Work request –
In the records that follow, show each line where the word "Counselling" is present.
-- Opening Marker --
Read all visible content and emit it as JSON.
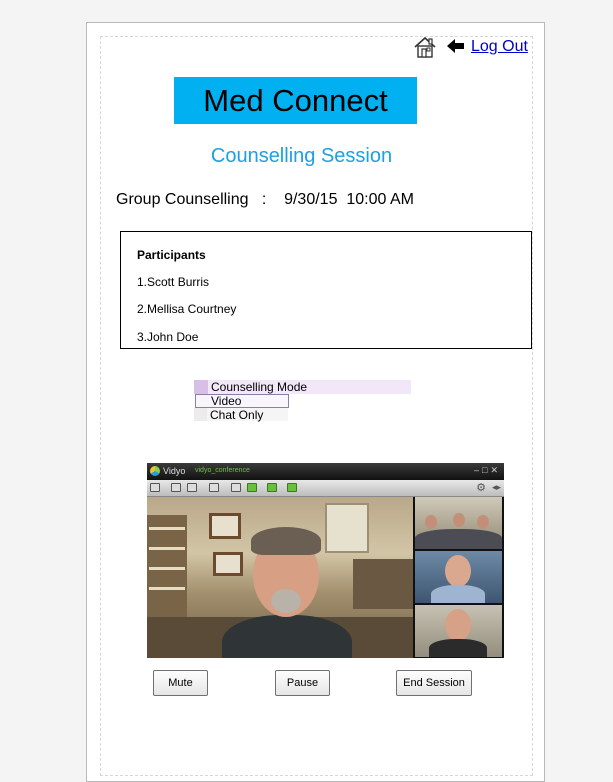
{
  "header": {
    "logout_label": "Log Out",
    "icons": [
      "home-icon",
      "back-arrow-icon"
    ]
  },
  "app": {
    "title": "Med Connect",
    "subtitle": "Counselling Session"
  },
  "session": {
    "line": "Group Counselling   :    9/30/15  10:00 AM"
  },
  "participants": {
    "heading": "Participants",
    "list": [
      "1.Scott Burris",
      "2.Mellisa Courtney",
      "3.John Doe"
    ]
  },
  "mode": {
    "header": "Counselling Mode",
    "options": [
      "Video",
      "Chat Only"
    ],
    "selected": "Video"
  },
  "video_window": {
    "app_name": "Vidyo",
    "status": "vidyo_conference"
  },
  "controls": {
    "mute_label": "Mute",
    "pause_label": "Pause",
    "end_label": "End Session"
  },
  "colors": {
    "title_bg": "#00b0f0",
    "subtitle": "#1ba1e2",
    "link": "#0000cc"
  }
}
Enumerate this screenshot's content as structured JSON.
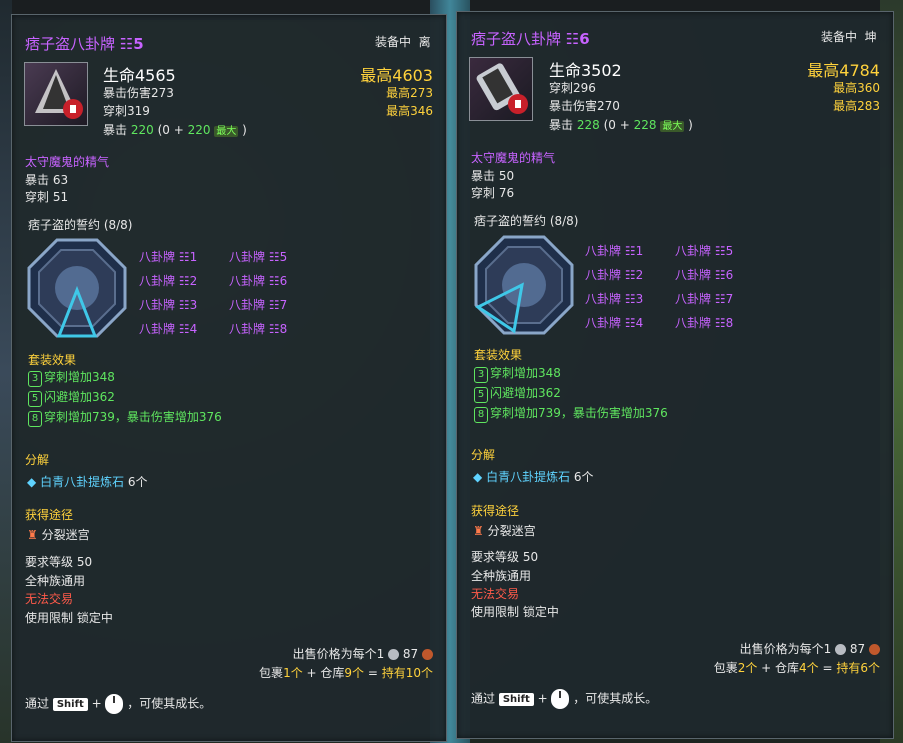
{
  "left": {
    "title": "痞子盗八卦牌",
    "title_num": "☷5",
    "equip_status": "装备中",
    "equip_slot": "离",
    "hp_label": "生命4565",
    "max_label": "最高4603",
    "stat1": "暴击伤害273",
    "stat1_max": "最高273",
    "stat2": "穿刺319",
    "stat2_max": "最高346",
    "crit_label": "暴击",
    "crit_value": "220",
    "crit_open": "(0 +",
    "crit_plus": "220",
    "crit_max_badge": "最大",
    "crit_close": ")",
    "bonus_title": "太守魔鬼的精气",
    "bonus1": "暴击 63",
    "bonus2": "穿刺 51",
    "set_title": "痞子盗的誓约 (8/8)",
    "set_items": [
      "八卦牌 ☷1",
      "八卦牌 ☷2",
      "八卦牌 ☷3",
      "八卦牌 ☷4",
      "八卦牌 ☷5",
      "八卦牌 ☷6",
      "八卦牌 ☷7",
      "八卦牌 ☷8"
    ],
    "set_effect_title": "套装效果",
    "effects": [
      {
        "n": "3",
        "text": "穿刺增加348"
      },
      {
        "n": "5",
        "text": "闪避增加362"
      },
      {
        "n": "8",
        "text": "穿刺增加739，暴击伤害增加376"
      }
    ],
    "decompose_title": "分解",
    "decompose_item": "白青八卦提炼石",
    "decompose_qty": "6个",
    "source_title": "获得途径",
    "source_item": "分裂迷宫",
    "req_level": "要求等级 50",
    "race": "全种族通用",
    "trade": "无法交易",
    "limit": "使用限制 锁定中",
    "price_prefix": "出售价格为每个1",
    "price_copper": "87",
    "bag_prefix": "包裹",
    "bag_qty": "1个",
    "plus1": " + 仓库",
    "warehouse_qty": "9个",
    "equals": " = ",
    "total": "持有10个",
    "hint_prefix": "通过",
    "hint_key": "Shift",
    "hint_plus": "+",
    "hint_suffix": "，可使其成长。"
  },
  "right": {
    "title": "痞子盗八卦牌",
    "title_num": "☷6",
    "equip_status": "装备中",
    "equip_slot": "坤",
    "hp_label": "生命3502",
    "max_label": "最高4784",
    "stat1": "穿刺296",
    "stat1_max": "最高360",
    "stat2": "暴击伤害270",
    "stat2_max": "最高283",
    "crit_label": "暴击",
    "crit_value": "228",
    "crit_open": "(0 +",
    "crit_plus": "228",
    "crit_max_badge": "最大",
    "crit_close": ")",
    "bonus_title": "太守魔鬼的精气",
    "bonus1": "暴击 50",
    "bonus2": "穿刺 76",
    "set_title": "痞子盗的誓约 (8/8)",
    "set_items": [
      "八卦牌 ☷1",
      "八卦牌 ☷2",
      "八卦牌 ☷3",
      "八卦牌 ☷4",
      "八卦牌 ☷5",
      "八卦牌 ☷6",
      "八卦牌 ☷7",
      "八卦牌 ☷8"
    ],
    "set_effect_title": "套装效果",
    "effects": [
      {
        "n": "3",
        "text": "穿刺增加348"
      },
      {
        "n": "5",
        "text": "闪避增加362"
      },
      {
        "n": "8",
        "text": "穿刺增加739，暴击伤害增加376"
      }
    ],
    "decompose_title": "分解",
    "decompose_item": "白青八卦提炼石",
    "decompose_qty": "6个",
    "source_title": "获得途径",
    "source_item": "分裂迷宫",
    "req_level": "要求等级 50",
    "race": "全种族通用",
    "trade": "无法交易",
    "limit": "使用限制 锁定中",
    "price_prefix": "出售价格为每个1",
    "price_copper": "87",
    "bag_prefix": "包裹",
    "bag_qty": "2个",
    "plus1": " + 仓库",
    "warehouse_qty": "4个",
    "equals": " = ",
    "total": "持有6个",
    "hint_prefix": "通过",
    "hint_key": "Shift",
    "hint_plus": "+",
    "hint_suffix": "，可使其成长。"
  }
}
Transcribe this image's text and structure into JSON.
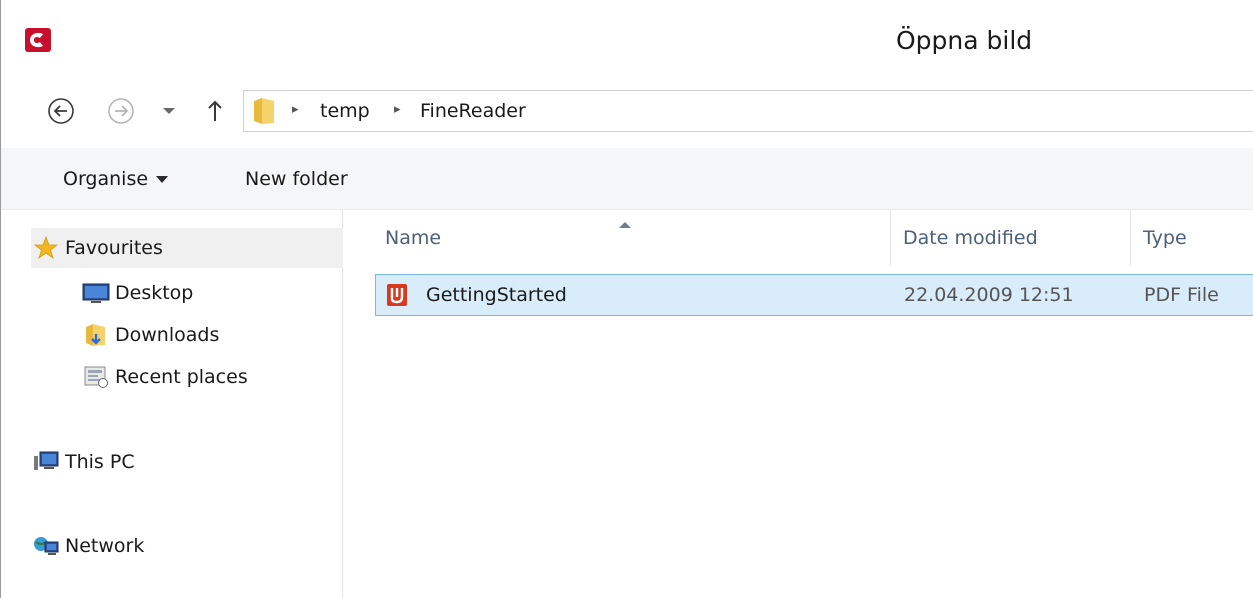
{
  "window": {
    "title": "Öppna bild"
  },
  "address": {
    "crumbs": [
      "temp",
      "FineReader"
    ]
  },
  "toolbar": {
    "organise_label": "Organise",
    "new_folder_label": "New folder"
  },
  "navpane": {
    "favourites": "Favourites",
    "desktop": "Desktop",
    "downloads": "Downloads",
    "recent": "Recent places",
    "this_pc": "This PC",
    "network": "Network"
  },
  "columns": {
    "name": "Name",
    "date": "Date modified",
    "type": "Type"
  },
  "files": [
    {
      "name": "GettingStarted",
      "date": "22.04.2009 12:51",
      "type": "PDF File"
    }
  ],
  "colors": {
    "selection_bg": "#d9ecfa",
    "selection_border": "#7ab8e8",
    "header_text": "#4c607a",
    "app_icon": "#c8102e"
  }
}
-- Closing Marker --
Answer section –
    "subtitle": "Counselling Session"
    "line": "Group Counselling   :    9/30/15  10:00 AM"
    "header": "Counselling Mode",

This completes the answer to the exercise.